Most fiction is about people breaking up, right? So why not collect a bunch of fiction together and call it what it is.Two years ago Philadelphia based writer Meredith Broussard decided to do just this. She put together an anthology of stories about relationships gone wrong: 26 of them – arranged alphabetically – by various female authors. The result was The Dictionary of Failed Relationships, which includes stories by Heidi Julavits, Anna Maxted, Thisbe Nissen and Jennifer Weiner. Now Broussard is back with a follow up anthology from the men’s point of view – again, 26 stories about love troubles arranged alphabetically – called The Encyclopedia of Exes with stories by, among others, Adam Langer, Jonathan Lethem, Jonathan Ames, Gary Shteyngart and Neal Pollack. Tou can find out more about both books at failedrelationships.com.
To celebrate the release of Issue 5 of the Los Angeles Review, published by Red Hen Press, I will be reading tomorrow (Tuesday) night at Skylight Books, along with fellow contributors Eloise Klein Healy, Stephanie Eve Halpern, Jamey Hecht, and Timothy Green. If you’re in the L.A. area, come on by!

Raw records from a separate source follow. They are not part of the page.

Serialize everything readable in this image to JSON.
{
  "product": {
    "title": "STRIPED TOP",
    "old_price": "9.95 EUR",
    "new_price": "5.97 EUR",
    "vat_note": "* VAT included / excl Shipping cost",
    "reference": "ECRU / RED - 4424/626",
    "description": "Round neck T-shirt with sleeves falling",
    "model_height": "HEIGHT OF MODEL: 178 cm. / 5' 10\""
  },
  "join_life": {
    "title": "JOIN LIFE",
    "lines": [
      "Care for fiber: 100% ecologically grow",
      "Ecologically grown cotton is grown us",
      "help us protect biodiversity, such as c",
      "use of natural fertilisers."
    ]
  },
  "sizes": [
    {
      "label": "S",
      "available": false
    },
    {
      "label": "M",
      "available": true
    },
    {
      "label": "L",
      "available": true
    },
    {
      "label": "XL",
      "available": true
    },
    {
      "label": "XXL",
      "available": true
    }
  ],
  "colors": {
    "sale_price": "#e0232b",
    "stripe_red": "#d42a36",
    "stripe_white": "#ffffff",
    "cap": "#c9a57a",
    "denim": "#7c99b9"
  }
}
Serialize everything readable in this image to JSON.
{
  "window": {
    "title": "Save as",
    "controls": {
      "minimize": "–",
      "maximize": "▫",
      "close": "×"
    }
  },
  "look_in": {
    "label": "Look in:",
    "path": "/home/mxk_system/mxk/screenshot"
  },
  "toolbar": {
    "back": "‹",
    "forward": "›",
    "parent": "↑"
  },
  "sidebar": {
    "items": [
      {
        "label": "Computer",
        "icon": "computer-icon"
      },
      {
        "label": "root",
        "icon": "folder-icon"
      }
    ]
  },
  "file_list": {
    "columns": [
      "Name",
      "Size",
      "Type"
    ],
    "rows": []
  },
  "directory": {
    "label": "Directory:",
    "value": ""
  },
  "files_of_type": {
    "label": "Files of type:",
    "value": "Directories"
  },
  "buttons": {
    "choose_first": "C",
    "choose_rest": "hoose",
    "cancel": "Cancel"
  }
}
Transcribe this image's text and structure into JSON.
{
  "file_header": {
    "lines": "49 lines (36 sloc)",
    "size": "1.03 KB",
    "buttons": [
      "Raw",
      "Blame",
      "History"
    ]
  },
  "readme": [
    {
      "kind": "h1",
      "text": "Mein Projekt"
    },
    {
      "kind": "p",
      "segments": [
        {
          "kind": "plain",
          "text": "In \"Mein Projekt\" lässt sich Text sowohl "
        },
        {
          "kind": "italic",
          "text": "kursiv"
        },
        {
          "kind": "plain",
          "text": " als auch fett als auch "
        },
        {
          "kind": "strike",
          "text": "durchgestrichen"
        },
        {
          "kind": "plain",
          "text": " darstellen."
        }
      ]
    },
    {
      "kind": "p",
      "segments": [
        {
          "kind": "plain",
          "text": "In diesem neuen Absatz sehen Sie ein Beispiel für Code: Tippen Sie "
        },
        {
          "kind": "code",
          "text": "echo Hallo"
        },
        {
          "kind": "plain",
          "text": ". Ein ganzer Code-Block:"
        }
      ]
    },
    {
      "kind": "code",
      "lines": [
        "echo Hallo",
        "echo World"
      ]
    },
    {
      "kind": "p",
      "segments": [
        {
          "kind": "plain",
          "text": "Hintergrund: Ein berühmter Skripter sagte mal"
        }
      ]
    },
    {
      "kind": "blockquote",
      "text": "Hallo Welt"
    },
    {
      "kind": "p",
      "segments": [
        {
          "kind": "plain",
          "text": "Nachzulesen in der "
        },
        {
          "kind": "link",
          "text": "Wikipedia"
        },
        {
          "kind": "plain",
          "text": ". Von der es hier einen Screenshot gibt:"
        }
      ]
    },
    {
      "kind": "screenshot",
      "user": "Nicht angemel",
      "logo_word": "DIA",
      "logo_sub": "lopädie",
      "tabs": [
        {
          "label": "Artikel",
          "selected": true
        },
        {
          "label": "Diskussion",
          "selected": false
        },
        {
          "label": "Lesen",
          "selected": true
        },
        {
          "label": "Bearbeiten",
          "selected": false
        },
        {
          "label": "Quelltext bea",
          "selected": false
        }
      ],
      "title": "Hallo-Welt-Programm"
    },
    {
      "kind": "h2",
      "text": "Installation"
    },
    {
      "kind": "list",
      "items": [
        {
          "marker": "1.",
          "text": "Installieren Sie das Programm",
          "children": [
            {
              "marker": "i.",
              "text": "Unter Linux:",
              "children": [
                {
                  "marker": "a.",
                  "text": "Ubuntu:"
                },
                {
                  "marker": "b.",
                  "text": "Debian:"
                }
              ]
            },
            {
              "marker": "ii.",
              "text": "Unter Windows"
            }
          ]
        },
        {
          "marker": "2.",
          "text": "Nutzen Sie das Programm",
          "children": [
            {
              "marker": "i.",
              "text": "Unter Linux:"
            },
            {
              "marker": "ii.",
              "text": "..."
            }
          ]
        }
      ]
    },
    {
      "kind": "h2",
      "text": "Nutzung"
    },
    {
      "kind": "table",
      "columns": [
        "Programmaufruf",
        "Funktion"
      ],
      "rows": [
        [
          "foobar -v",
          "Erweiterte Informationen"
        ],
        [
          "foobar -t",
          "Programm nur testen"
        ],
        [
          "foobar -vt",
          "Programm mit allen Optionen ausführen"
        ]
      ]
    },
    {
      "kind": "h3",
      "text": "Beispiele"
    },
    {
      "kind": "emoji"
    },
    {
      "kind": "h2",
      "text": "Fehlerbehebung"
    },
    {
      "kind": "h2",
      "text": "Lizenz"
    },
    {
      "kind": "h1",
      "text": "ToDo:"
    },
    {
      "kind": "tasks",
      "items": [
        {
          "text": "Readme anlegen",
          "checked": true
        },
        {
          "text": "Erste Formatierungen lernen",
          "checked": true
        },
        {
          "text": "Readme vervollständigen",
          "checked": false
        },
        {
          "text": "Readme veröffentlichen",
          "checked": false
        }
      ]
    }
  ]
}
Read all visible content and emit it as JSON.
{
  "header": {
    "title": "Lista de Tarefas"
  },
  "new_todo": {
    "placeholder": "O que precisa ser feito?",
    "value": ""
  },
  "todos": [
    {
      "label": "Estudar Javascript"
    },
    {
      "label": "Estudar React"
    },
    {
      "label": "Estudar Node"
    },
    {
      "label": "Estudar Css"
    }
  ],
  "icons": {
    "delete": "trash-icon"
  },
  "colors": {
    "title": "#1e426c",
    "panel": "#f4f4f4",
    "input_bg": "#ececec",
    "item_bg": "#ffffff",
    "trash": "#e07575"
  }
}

My great friend Emre recently experienced some misfortunes, but he has been doing a lot of reading which is keeping his spirits high. Here is what he wrote me:Another thing aside form your wedding that helped lift my spirits after the debacle was William Boyd’s An Ice-Cream War. I’m not sure if you’re familiar with his writing, but that was the first I read by him and it blew me away. So, I was back at Barnes and Noble this week to pick up his Stars and Bars which sounds very promising as well. Nevertheless, back to An Ice-Cream War. It is the story of various characters in England, the British East Africa and German East Africa, starting in the summer of 1914 when talk of an Anglo-German war seemed ridiculous and ending with the surrender of the squareheads as the Britons in the novel call them kind of peoples. The satirical approach is akin to Catch 22, a terrible comparison, I am aware, as it is hard to beat Catch-22, but nevertheless unique in its tone and weaving of characters. Yossarian’s cowardly rationalization of the stupidity of war might be unparalleled, but Boyd’s snotty British approach makes you laugh out loud at the most obscene death. It’s not because of the circumstances, but because of the silliness that surrounds all the characters and the world involved in a war about which few had an idea why it started and dragged on for so long and did not realize for a while that it had ended. Man, I can’t rant about Boyd’s An Ice-Cream War enough. In the opinion of a sweet lady that runs Biography Books, two blocks down from us, Boyd is one of the most under-rated contemporary authors. I don’t know much about the ratings, but he sure is a phenomenal story-teller, and certainly is interested in historic events and contexts, which I dig. I’m currently recommending the book to everyone as a terrific summer read that you’ll blast through in under a week.Thanks Emre! Sounds pretty good. I’ll have to check it out.